Segment Start: SOURCE INFORMATION
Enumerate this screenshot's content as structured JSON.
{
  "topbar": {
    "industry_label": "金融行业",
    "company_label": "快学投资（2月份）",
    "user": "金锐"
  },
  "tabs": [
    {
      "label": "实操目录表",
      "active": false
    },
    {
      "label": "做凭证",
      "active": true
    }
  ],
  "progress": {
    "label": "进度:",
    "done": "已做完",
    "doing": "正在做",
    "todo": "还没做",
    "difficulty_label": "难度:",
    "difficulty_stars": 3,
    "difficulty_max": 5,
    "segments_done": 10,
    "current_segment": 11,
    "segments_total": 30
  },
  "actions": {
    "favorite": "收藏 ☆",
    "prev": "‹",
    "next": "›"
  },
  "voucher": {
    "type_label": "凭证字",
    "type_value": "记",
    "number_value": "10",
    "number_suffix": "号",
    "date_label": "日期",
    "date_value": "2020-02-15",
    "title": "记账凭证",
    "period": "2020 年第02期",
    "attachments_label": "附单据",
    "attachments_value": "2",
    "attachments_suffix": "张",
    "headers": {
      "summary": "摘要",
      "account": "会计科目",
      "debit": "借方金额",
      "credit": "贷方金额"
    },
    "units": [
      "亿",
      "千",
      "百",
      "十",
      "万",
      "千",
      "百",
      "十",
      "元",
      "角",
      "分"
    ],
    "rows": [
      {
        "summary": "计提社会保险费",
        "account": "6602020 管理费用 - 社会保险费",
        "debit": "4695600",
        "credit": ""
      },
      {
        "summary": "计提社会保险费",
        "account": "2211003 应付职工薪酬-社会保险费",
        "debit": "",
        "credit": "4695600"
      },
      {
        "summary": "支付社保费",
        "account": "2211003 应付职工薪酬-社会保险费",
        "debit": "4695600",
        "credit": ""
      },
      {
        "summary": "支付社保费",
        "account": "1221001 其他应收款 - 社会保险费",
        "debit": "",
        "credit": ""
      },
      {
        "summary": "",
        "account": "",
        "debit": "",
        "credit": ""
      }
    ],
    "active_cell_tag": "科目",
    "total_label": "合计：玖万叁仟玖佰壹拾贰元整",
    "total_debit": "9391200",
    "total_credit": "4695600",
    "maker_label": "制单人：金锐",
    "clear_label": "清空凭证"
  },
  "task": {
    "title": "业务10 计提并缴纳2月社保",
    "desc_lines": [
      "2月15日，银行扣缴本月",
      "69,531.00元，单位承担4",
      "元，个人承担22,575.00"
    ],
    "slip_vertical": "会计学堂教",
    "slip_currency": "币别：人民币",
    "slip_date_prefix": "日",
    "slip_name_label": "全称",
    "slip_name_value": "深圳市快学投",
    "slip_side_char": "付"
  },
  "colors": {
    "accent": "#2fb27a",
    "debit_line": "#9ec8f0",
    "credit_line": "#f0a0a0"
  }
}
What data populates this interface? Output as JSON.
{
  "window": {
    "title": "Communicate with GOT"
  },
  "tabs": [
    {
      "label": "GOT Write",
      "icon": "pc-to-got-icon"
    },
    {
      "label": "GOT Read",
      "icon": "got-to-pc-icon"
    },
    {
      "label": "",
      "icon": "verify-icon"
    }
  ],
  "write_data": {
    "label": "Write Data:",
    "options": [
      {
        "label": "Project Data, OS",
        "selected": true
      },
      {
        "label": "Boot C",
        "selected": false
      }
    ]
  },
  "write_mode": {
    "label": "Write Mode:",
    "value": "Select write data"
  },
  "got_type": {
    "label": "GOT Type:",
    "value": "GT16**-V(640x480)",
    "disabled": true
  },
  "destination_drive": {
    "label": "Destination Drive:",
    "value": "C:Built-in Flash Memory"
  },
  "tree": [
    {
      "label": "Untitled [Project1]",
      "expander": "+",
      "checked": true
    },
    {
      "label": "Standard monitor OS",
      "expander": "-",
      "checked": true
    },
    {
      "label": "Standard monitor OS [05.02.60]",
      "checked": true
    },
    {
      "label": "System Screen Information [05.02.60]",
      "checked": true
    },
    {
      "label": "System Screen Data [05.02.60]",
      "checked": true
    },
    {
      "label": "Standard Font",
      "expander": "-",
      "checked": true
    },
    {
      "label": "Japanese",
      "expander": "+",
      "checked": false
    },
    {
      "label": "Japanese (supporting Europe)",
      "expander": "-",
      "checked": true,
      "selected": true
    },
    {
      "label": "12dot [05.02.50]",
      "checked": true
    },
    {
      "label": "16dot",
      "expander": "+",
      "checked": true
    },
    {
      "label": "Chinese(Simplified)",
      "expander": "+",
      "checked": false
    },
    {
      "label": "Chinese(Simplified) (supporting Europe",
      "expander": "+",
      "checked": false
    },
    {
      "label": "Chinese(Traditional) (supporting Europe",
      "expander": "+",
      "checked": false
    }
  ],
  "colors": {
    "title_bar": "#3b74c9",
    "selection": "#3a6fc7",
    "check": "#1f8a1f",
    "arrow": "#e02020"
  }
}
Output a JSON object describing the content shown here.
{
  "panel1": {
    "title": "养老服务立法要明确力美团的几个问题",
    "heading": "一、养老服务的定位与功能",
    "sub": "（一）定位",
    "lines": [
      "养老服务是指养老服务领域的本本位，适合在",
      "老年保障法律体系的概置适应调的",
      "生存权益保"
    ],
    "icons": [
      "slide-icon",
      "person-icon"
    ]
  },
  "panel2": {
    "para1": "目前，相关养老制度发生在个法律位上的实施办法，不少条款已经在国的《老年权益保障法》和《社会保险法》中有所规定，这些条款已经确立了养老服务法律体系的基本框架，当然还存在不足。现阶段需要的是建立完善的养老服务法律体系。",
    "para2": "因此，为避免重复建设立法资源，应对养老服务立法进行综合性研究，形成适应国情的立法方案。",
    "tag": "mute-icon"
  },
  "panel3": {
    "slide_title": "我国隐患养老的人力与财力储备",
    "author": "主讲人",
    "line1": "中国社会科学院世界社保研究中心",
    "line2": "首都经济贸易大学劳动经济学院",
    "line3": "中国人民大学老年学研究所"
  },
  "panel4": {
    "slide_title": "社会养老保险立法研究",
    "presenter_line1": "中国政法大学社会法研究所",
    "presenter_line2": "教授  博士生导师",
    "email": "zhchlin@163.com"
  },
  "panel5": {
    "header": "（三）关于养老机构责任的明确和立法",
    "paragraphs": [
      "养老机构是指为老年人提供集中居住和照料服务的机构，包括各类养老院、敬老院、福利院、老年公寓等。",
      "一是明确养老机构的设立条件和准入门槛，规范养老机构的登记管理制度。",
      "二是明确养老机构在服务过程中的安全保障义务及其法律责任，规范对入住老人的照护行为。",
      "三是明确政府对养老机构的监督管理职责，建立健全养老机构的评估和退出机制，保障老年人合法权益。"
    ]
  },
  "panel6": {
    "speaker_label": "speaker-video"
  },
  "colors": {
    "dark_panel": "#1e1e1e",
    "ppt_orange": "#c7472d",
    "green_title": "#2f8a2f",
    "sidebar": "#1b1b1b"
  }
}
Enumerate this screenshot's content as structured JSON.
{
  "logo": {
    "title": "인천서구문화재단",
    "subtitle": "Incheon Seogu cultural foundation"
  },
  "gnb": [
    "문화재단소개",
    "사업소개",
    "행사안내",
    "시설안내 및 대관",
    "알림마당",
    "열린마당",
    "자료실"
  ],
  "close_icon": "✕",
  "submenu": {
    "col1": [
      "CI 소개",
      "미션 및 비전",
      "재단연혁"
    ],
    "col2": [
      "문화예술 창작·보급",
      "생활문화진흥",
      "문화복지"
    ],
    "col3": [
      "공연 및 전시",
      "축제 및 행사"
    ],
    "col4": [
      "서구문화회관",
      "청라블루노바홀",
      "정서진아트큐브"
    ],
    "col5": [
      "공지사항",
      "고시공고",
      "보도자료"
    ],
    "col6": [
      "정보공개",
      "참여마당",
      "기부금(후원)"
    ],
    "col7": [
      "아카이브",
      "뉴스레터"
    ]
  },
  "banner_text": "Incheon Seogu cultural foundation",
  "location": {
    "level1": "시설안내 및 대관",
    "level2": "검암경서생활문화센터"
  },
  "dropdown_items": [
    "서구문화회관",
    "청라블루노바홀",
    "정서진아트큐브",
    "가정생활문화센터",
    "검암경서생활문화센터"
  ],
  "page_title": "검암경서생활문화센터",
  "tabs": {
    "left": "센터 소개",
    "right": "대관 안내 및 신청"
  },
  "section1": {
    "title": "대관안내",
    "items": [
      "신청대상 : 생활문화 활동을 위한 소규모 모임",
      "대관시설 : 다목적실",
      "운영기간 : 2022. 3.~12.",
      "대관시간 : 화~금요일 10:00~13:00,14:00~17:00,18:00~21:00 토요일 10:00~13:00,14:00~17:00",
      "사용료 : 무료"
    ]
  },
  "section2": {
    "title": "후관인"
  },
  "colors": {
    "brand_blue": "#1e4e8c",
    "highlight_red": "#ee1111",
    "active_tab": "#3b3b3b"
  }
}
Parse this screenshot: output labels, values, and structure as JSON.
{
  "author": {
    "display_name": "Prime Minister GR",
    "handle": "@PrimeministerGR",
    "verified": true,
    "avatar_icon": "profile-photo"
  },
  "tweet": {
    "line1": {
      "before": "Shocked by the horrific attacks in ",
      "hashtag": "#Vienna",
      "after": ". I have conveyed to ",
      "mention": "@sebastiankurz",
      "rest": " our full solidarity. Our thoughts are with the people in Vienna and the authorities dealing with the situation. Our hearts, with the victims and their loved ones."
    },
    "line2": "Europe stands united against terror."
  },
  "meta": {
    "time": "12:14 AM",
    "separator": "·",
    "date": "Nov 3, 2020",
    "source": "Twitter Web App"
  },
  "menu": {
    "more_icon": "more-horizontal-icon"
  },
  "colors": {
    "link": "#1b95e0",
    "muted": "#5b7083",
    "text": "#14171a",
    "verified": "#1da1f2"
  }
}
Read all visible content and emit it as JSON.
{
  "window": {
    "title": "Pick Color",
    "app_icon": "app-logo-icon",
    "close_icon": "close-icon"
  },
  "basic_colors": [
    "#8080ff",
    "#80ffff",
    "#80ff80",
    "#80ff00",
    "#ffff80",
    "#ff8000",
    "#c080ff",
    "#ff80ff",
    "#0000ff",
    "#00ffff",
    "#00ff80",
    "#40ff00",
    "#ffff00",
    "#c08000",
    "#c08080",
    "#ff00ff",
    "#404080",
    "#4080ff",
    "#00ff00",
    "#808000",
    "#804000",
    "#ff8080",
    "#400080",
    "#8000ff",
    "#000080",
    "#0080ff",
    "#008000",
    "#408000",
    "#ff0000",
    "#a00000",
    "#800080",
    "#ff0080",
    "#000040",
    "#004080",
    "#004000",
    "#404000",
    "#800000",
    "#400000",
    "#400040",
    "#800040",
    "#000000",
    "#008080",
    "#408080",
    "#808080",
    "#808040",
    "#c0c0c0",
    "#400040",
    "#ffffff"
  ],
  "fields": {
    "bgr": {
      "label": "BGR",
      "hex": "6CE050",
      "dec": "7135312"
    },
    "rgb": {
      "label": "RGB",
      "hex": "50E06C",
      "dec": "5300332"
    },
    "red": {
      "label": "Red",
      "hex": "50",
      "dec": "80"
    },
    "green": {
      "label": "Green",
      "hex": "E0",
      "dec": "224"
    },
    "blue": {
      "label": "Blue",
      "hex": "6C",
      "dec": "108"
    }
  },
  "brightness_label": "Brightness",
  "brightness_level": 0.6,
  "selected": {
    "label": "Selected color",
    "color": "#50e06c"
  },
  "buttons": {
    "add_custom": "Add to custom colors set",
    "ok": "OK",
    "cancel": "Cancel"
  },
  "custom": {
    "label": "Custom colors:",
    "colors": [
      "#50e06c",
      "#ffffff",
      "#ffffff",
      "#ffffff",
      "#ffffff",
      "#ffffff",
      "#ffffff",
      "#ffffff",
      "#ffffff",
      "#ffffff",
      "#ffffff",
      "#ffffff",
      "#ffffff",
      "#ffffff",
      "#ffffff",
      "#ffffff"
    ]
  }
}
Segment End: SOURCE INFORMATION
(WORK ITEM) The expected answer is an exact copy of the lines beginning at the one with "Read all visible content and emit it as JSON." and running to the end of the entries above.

(OUTPUT FOR THIS EXERCISE)
Read all visible content and emit it as JSON.
{
  "window": {
    "title": "Pick Color",
    "app_icon": "app-logo-icon",
    "close_icon": "close-icon"
  },
  "basic_colors": [
    "#8080ff",
    "#80ffff",
    "#80ff80",
    "#80ff00",
    "#ffff80",
    "#ff8000",
    "#c080ff",
    "#ff80ff",
    "#0000ff",
    "#00ffff",
    "#00ff80",
    "#40ff00",
    "#ffff00",
    "#c08000",
    "#c08080",
    "#ff00ff",
    "#404080",
    "#4080ff",
    "#00ff00",
    "#808000",
    "#804000",
    "#ff8080",
    "#400080",
    "#8000ff",
    "#000080",
    "#0080ff",
    "#008000",
    "#408000",
    "#ff0000",
    "#a00000",
    "#800080",
    "#ff0080",
    "#000040",
    "#004080",
    "#004000",
    "#404000",
    "#800000",
    "#400000",
    "#400040",
    "#800040",
    "#000000",
    "#008080",
    "#408080",
    "#808080",
    "#808040",
    "#c0c0c0",
    "#400040",
    "#ffffff"
  ],
  "fields": {
    "bgr": {
      "label": "BGR",
      "hex": "6CE050",
      "dec": "7135312"
    },
    "rgb": {
      "label": "RGB",
      "hex": "50E06C",
      "dec": "5300332"
    },
    "red": {
      "label": "Red",
      "hex": "50",
      "dec": "80"
    },
    "green": {
      "label": "Green",
      "hex": "E0",
      "dec": "224"
    },
    "blue": {
      "label": "Blue",
      "hex": "6C",
      "dec": "108"
    }
  },
  "brightness_label": "Brightness",
  "brightness_level": 0.6,
  "selected": {
    "label": "Selected color",
    "color": "#50e06c"
  },
  "buttons": {
    "add_custom": "Add to custom colors set",
    "ok": "OK",
    "cancel": "Cancel"
  },
  "custom": {
    "label": "Custom colors:",
    "colors": [
      "#50e06c",
      "#ffffff",
      "#ffffff",
      "#ffffff",
      "#ffffff",
      "#ffffff",
      "#ffffff",
      "#ffffff",
      "#ffffff",
      "#ffffff",
      "#ffffff",
      "#ffffff",
      "#ffffff",
      "#ffffff",
      "#ffffff",
      "#ffffff"
    ]
  }
}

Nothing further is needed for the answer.